■ **Aim of the task**
Copy out all lines of the records in which the word "favicon" appears.

Start of Records supplied

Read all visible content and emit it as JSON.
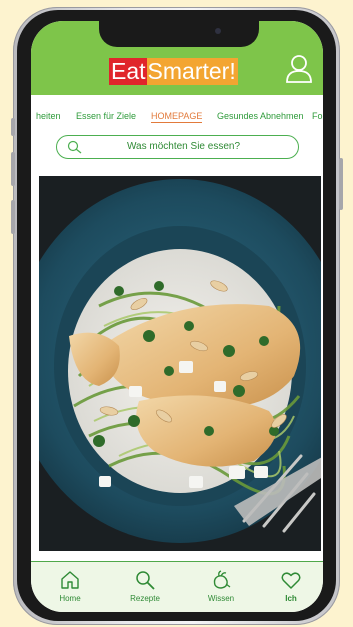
{
  "brand": {
    "part1": "Eat",
    "part2": "Smarter!"
  },
  "nav": {
    "items": [
      {
        "label": "heiten"
      },
      {
        "label": "Essen für Ziele"
      },
      {
        "label": "HOMEPAGE"
      },
      {
        "label": "Gesundes Abnehmen"
      },
      {
        "label": "Fo"
      }
    ],
    "active_index": 2
  },
  "search": {
    "placeholder": "Was möchten Sie essen?"
  },
  "hero": {
    "image": "grilled chicken breast on zucchini noodles with almonds and feta"
  },
  "tabbar": {
    "items": [
      {
        "label": "Home",
        "icon": "home-icon"
      },
      {
        "label": "Rezepte",
        "icon": "search-icon"
      },
      {
        "label": "Wissen",
        "icon": "vegetable-icon"
      },
      {
        "label": "Ich",
        "icon": "heart-icon"
      }
    ]
  },
  "colors": {
    "header": "#7ec54a",
    "accent_green": "#2f9b3b",
    "active_nav": "#e27a3b",
    "logo_red": "#e0262b",
    "logo_orange": "#f3a531",
    "tabbar_bg": "#eef7e6"
  }
}
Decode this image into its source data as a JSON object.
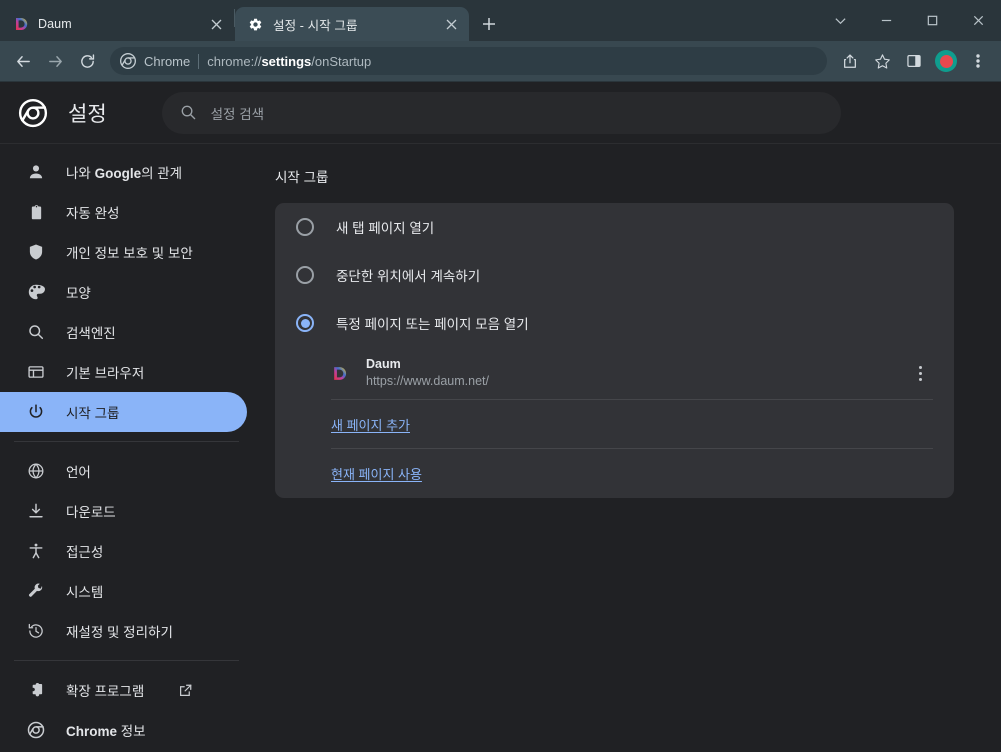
{
  "browser": {
    "tabs": [
      {
        "title": "Daum",
        "favicon": "daum-favicon",
        "active": false,
        "close_label": "×"
      },
      {
        "title": "설정 - 시작 그룹",
        "favicon": "gear-icon",
        "active": true,
        "close_label": "×"
      }
    ],
    "new_tab_label": "+",
    "window_controls": {
      "tab_search": "chevron-down-icon",
      "minimize": "minimize-icon",
      "maximize": "maximize-icon",
      "close": "close-icon"
    },
    "toolbar": {
      "back": "back-arrow-icon",
      "forward": "forward-arrow-icon",
      "reload": "reload-icon",
      "omnibox": {
        "icon": "chrome-logo-icon",
        "label": "Chrome",
        "url_prefix": "chrome://",
        "url_bold": "settings",
        "url_suffix": "/onStartup"
      },
      "share": "share-icon",
      "bookmark": "star-icon",
      "side_panel": "side-panel-icon",
      "profile": "avatar",
      "menu": "three-dot-menu-icon"
    }
  },
  "settings": {
    "header": {
      "logo": "chrome-logo-icon",
      "title": "설정",
      "search_placeholder": "설정 검색",
      "search_icon": "search-icon"
    },
    "sidebar": {
      "items": [
        {
          "label": "나와 Google의 관계",
          "icon": "person-icon",
          "selected": false
        },
        {
          "label": "자동 완성",
          "icon": "clipboard-icon",
          "selected": false
        },
        {
          "label": "개인 정보 보호 및 보안",
          "icon": "shield-icon",
          "selected": false
        },
        {
          "label": "모양",
          "icon": "palette-icon",
          "selected": false
        },
        {
          "label": "검색엔진",
          "icon": "search-icon",
          "selected": false
        },
        {
          "label": "기본 브라우저",
          "icon": "browser-window-icon",
          "selected": false
        },
        {
          "label": "시작 그룹",
          "icon": "power-icon",
          "selected": true
        }
      ],
      "items2": [
        {
          "label": "언어",
          "icon": "globe-icon"
        },
        {
          "label": "다운로드",
          "icon": "download-icon"
        },
        {
          "label": "접근성",
          "icon": "accessibility-icon"
        },
        {
          "label": "시스템",
          "icon": "wrench-icon"
        },
        {
          "label": "재설정 및 정리하기",
          "icon": "history-restore-icon"
        }
      ],
      "items3": [
        {
          "label": "확장 프로그램",
          "icon": "puzzle-icon",
          "external": true
        },
        {
          "label": "Chrome 정보",
          "icon": "chrome-logo-icon",
          "external": false
        }
      ]
    },
    "main": {
      "section_title": "시작 그룹",
      "options": [
        {
          "label": "새 탭 페이지 열기",
          "selected": false
        },
        {
          "label": "중단한 위치에서 계속하기",
          "selected": false
        },
        {
          "label": "특정 페이지 또는 페이지 모음 열기",
          "selected": true
        }
      ],
      "startup_pages": [
        {
          "name": "Daum",
          "url": "https://www.daum.net/",
          "favicon": "daum-favicon",
          "menu": "three-dot-menu-icon"
        }
      ],
      "add_page_link": "새 페이지 추가",
      "use_current_link": "현재 페이지 사용"
    }
  },
  "colors": {
    "accent_blue": "#8ab4f8",
    "page_bg": "#202124",
    "card_bg": "#323337",
    "tabstrip_bg": "#2a353b",
    "toolbar_bg": "#384850"
  }
}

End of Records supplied

■ **Task result**
        "favicon": "daum-favicon",
        "favicon": "gear-icon",
          "favicon": "daum-favicon",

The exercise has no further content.